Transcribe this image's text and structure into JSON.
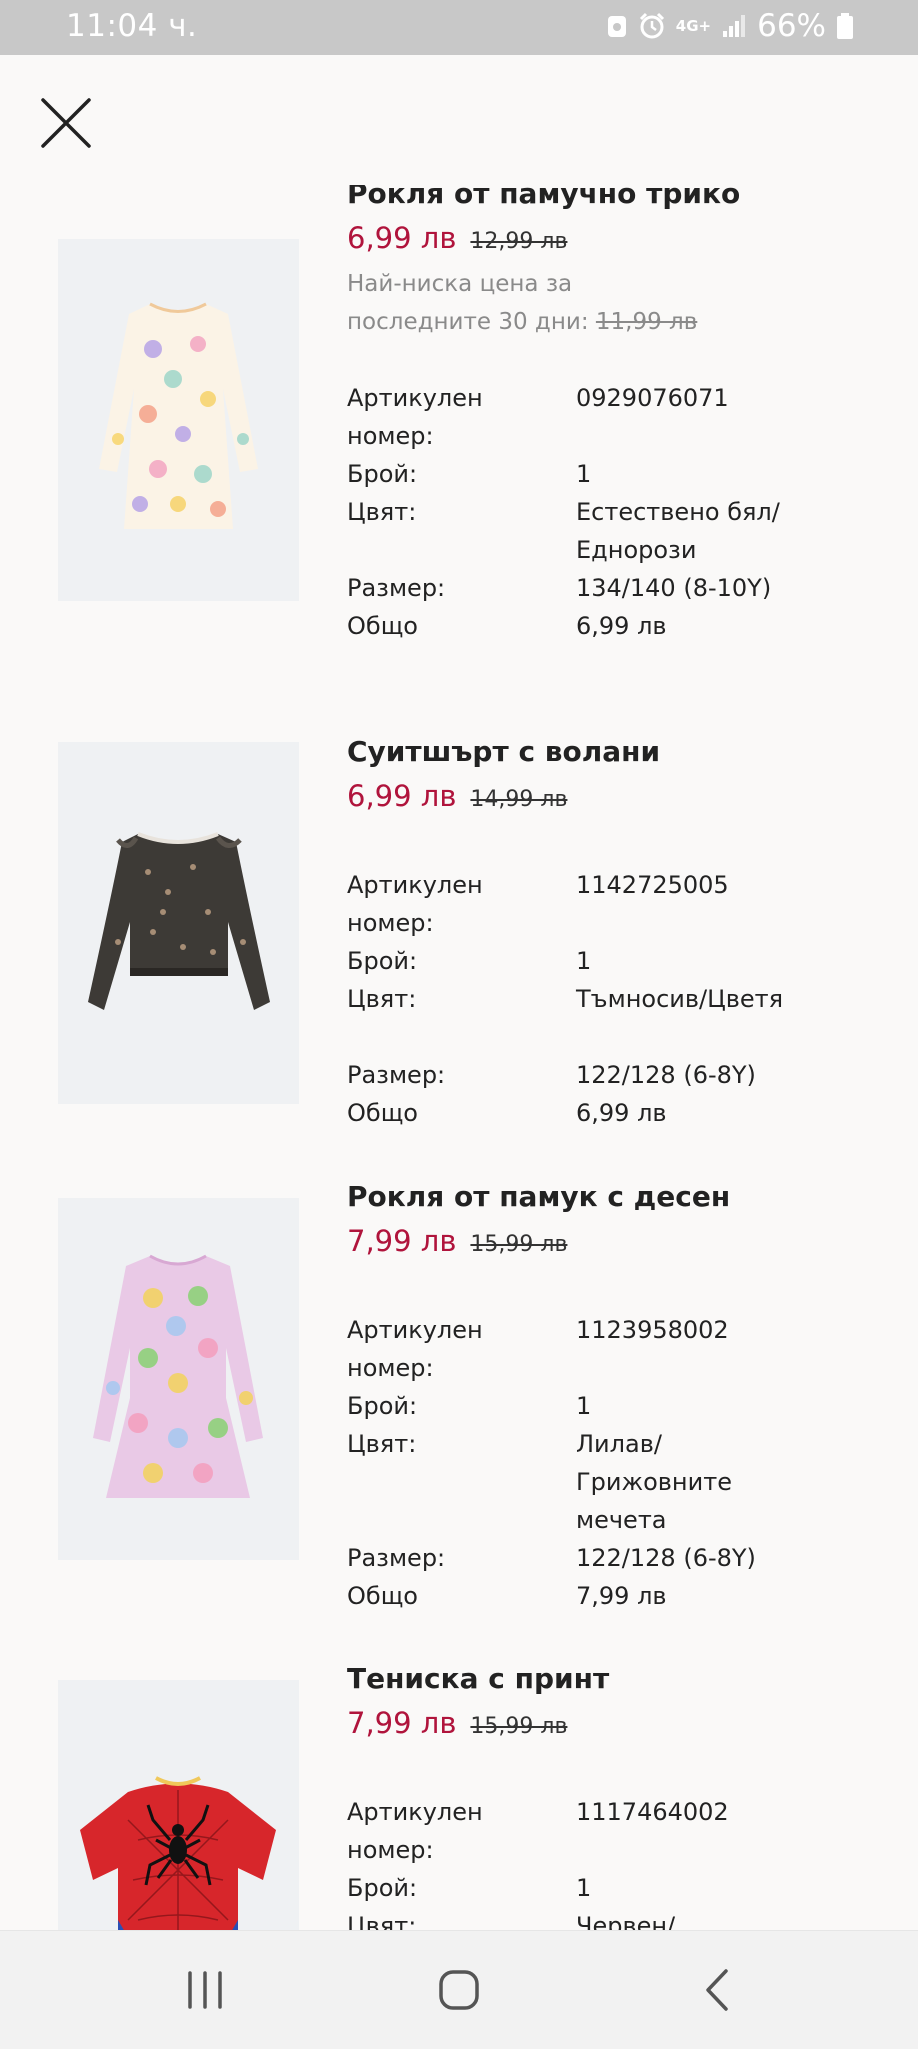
{
  "status_bar": {
    "time": "11:04 ч.",
    "network": "4G+",
    "battery": "66%"
  },
  "products": [
    {
      "name": "Рокля от памучно трико",
      "price_now": "6,99 лв",
      "price_old": "12,99 лв",
      "lowest_label": "Най-ниска цена за последните 30 дни:",
      "lowest_value": "11,99 лв",
      "details": [
        {
          "label": "Артикулен номер:",
          "value": "0929076071"
        },
        {
          "label": "Брой:",
          "value": "1"
        },
        {
          "label": "Цвят:",
          "value": "Естествено бял/ Еднорози"
        },
        {
          "label": "Размер:",
          "value": "134/140 (8-10Y)"
        },
        {
          "label": "Общо",
          "value": "6,99 лв"
        }
      ]
    },
    {
      "name": "Суитшърт с волани",
      "price_now": "6,99 лв",
      "price_old": "14,99 лв",
      "details": [
        {
          "label": "Артикулен номер:",
          "value": "1142725005"
        },
        {
          "label": "Брой:",
          "value": "1"
        },
        {
          "label": "Цвят:",
          "value": "Тъмносив/Цветя"
        },
        {
          "label": "Размер:",
          "value": "122/128 (6-8Y)"
        },
        {
          "label": "Общо",
          "value": "6,99 лв"
        }
      ]
    },
    {
      "name": "Рокля от памук с десен",
      "price_now": "7,99 лв",
      "price_old": "15,99 лв",
      "details": [
        {
          "label": "Артикулен номер:",
          "value": "1123958002"
        },
        {
          "label": "Брой:",
          "value": "1"
        },
        {
          "label": "Цвят:",
          "value": "Лилав/ Грижовните мечета"
        },
        {
          "label": "Размер:",
          "value": "122/128 (6-8Y)"
        },
        {
          "label": "Общо",
          "value": "7,99 лв"
        }
      ]
    },
    {
      "name": "Тениска с принт",
      "price_now": "7,99 лв",
      "price_old": "15,99 лв",
      "details": [
        {
          "label": "Артикулен номер:",
          "value": "1117464002"
        },
        {
          "label": "Брой:",
          "value": "1"
        },
        {
          "label": "Цвят:",
          "value": "Червен/"
        }
      ]
    }
  ],
  "colors": {
    "sale_price": "#b0143c",
    "status_bar_bg": "#c8c8c8",
    "page_bg": "#faf9f8",
    "nav_bar_bg": "#f2f2f2"
  },
  "icons": {
    "close": "close-icon",
    "nav_recents": "recent-apps-icon",
    "nav_home": "home-icon",
    "nav_back": "back-icon"
  }
}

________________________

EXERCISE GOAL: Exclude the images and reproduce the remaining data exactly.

RESPONSE AREA:
Transcribe this image's text and structure into JSON.
{
  "status_bar": {
    "time": "11:04 ч.",
    "network": "4G+",
    "battery": "66%"
  },
  "products": [
    {
      "name": "Рокля от памучно трико",
      "price_now": "6,99 лв",
      "price_old": "12,99 лв",
      "lowest_label": "Най-ниска цена за последните 30 дни:",
      "lowest_value": "11,99 лв",
      "details": [
        {
          "label": "Артикулен номер:",
          "value": "0929076071"
        },
        {
          "label": "Брой:",
          "value": "1"
        },
        {
          "label": "Цвят:",
          "value": "Естествено бял/ Еднорози"
        },
        {
          "label": "Размер:",
          "value": "134/140 (8-10Y)"
        },
        {
          "label": "Общо",
          "value": "6,99 лв"
        }
      ]
    },
    {
      "name": "Суитшърт с волани",
      "price_now": "6,99 лв",
      "price_old": "14,99 лв",
      "details": [
        {
          "label": "Артикулен номер:",
          "value": "1142725005"
        },
        {
          "label": "Брой:",
          "value": "1"
        },
        {
          "label": "Цвят:",
          "value": "Тъмносив/Цветя"
        },
        {
          "label": "Размер:",
          "value": "122/128 (6-8Y)"
        },
        {
          "label": "Общо",
          "value": "6,99 лв"
        }
      ]
    },
    {
      "name": "Рокля от памук с десен",
      "price_now": "7,99 лв",
      "price_old": "15,99 лв",
      "details": [
        {
          "label": "Артикулен номер:",
          "value": "1123958002"
        },
        {
          "label": "Брой:",
          "value": "1"
        },
        {
          "label": "Цвят:",
          "value": "Лилав/ Грижовните мечета"
        },
        {
          "label": "Размер:",
          "value": "122/128 (6-8Y)"
        },
        {
          "label": "Общо",
          "value": "7,99 лв"
        }
      ]
    },
    {
      "name": "Тениска с принт",
      "price_now": "7,99 лв",
      "price_old": "15,99 лв",
      "details": [
        {
          "label": "Артикулен номер:",
          "value": "1117464002"
        },
        {
          "label": "Брой:",
          "value": "1"
        },
        {
          "label": "Цвят:",
          "value": "Червен/"
        }
      ]
    }
  ],
  "colors": {
    "sale_price": "#b0143c",
    "status_bar_bg": "#c8c8c8",
    "page_bg": "#faf9f8",
    "nav_bar_bg": "#f2f2f2"
  },
  "icons": {
    "close": "close-icon",
    "nav_recents": "recent-apps-icon",
    "nav_home": "home-icon",
    "nav_back": "back-icon"
  }
}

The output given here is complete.